MINNEAPOLIS (WCCO) – Three weeks into the Allina nurses strike, both sides are heading back to the bargaining table Tuesday.
A federal mediator asked the nurses and hospital officials to resume negotiations.
On Tuesday morning, nurses gathered outside of the Radisson Blu on Seventh Street where, inside, the General Mills shareholders meeting was taking place.
Part of the demonstration was to get the attention of General Mills executive John Church, who is on the board of directors for Allina.
Several nurses were able to get into the meeting, but say they didn’t see Church in the room. But they celebrated after making their presence known to other shareholders.
Several nurses left the scene to go back to the negotiation table. Angela Becchetti is on the negotiations committee.
“You know these nurses are making history right now,” she said. “And unfortunately we could have settled this six months ago if they just would have listened to the nurses concerns, but these nurses are determined on their first week of strike.”
Thousands of Twin Cities nurses went on strike on Sept. 5 after their union and Allina were unable to agree on a new, three-year contract. More than 4,000 initially joined the strike. Some have since crossed the picket line and gone back to work.

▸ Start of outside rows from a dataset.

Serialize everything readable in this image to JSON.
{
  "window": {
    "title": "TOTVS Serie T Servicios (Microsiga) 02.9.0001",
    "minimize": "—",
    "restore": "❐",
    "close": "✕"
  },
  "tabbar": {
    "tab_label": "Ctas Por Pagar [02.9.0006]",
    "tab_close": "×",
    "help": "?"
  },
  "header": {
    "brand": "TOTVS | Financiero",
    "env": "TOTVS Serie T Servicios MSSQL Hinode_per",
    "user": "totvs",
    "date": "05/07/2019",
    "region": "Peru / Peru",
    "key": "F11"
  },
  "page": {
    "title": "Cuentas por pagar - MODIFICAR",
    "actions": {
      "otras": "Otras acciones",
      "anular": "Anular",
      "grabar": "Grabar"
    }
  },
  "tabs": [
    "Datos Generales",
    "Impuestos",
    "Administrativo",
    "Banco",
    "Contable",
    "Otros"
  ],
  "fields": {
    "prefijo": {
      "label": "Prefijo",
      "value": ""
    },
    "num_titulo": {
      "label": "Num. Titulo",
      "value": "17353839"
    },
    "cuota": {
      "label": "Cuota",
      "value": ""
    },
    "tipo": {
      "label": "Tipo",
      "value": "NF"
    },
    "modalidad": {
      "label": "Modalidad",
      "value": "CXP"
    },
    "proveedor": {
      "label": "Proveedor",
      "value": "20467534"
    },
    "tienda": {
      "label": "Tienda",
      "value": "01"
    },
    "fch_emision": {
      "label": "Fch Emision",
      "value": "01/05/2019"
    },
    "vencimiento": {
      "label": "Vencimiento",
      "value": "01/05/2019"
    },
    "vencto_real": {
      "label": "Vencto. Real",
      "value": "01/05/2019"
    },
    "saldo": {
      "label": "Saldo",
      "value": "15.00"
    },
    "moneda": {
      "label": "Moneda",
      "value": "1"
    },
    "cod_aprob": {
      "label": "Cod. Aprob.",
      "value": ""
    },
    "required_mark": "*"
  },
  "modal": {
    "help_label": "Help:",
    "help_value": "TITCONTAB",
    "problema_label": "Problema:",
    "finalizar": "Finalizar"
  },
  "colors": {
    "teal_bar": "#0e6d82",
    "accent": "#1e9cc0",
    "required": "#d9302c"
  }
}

The biggest sticking points have been health insurance and workplace safety.
Temporary nurses have been working at the five hospitals affected during the strike.
Nurses say they hope they will meet an agreement Tuesday.
Meanwhile, Allina is responding to what happened:
It’s disappointing that on the very day we are set to resume negotiations and work toward a settlement that will bring our nurses back to the bedside, the union continues to focus on PR tactics.
That being said, Allina Health looks forward to resuming negotiations on today. Striking Allina Health nurses have already lost three weeks of wages, and are in danger of having to pay COBRA rates for their health insurance if they don’t return to work by October 1.
We greatly appreciate the 572 Allina Health nurses who have so far made the decision to cross the picket line and continue caring for patients. They, along with 1,500 temporary nurses and thousands of other Allina Health physicians and employees, have continued to deliver outstanding care throughout the strike. But now it’s time to bring all our incredibly talented nurses back to the bedside.
We can do so if the union is willing to work with us to address the same issues that every other major Minnesota employer is facing – the imperative to phase out Cadillac-style insurance plans that are not financially sustainable.
In our last negotiating session, Allina Health agreed to all of the union’s latest workplace safety proposals, including 24/7 security in the Emergency Departments, and the union withdrew all but one of its remaining staffing proposals. Both sides also agreed to a two percent annual wage increase, in addition to step increases already built into the contracts.
We sincerely hope that today the union will work collaboratively with us to reach agreement on a fair transition for our nurses to the Gold plus-rated health insurance plans that are offered to all of our other employees. These plans are already used by 17 percent of the nurses union’s own members who work for Allina Health, and were accepted by union negotiators at three Allina Health hospitals. The most popular of these plans features a low $300 individual/$900 family deductible, and nurses are eligible for full coverage after only 16 hours of work each week.
We believe we can reach an agreement if both sides come to the table with a spirit of collaboration, and we are looking forward to a productive session.
General Mills also responded to a request for a statement:
We have nothing to add, as it isn’t related to our organization. We have many executives that sit on non-profit and corporate boards, independently of their roles at General Mills. We encourage our leaders to serve the community by donating their time and leadership expertise.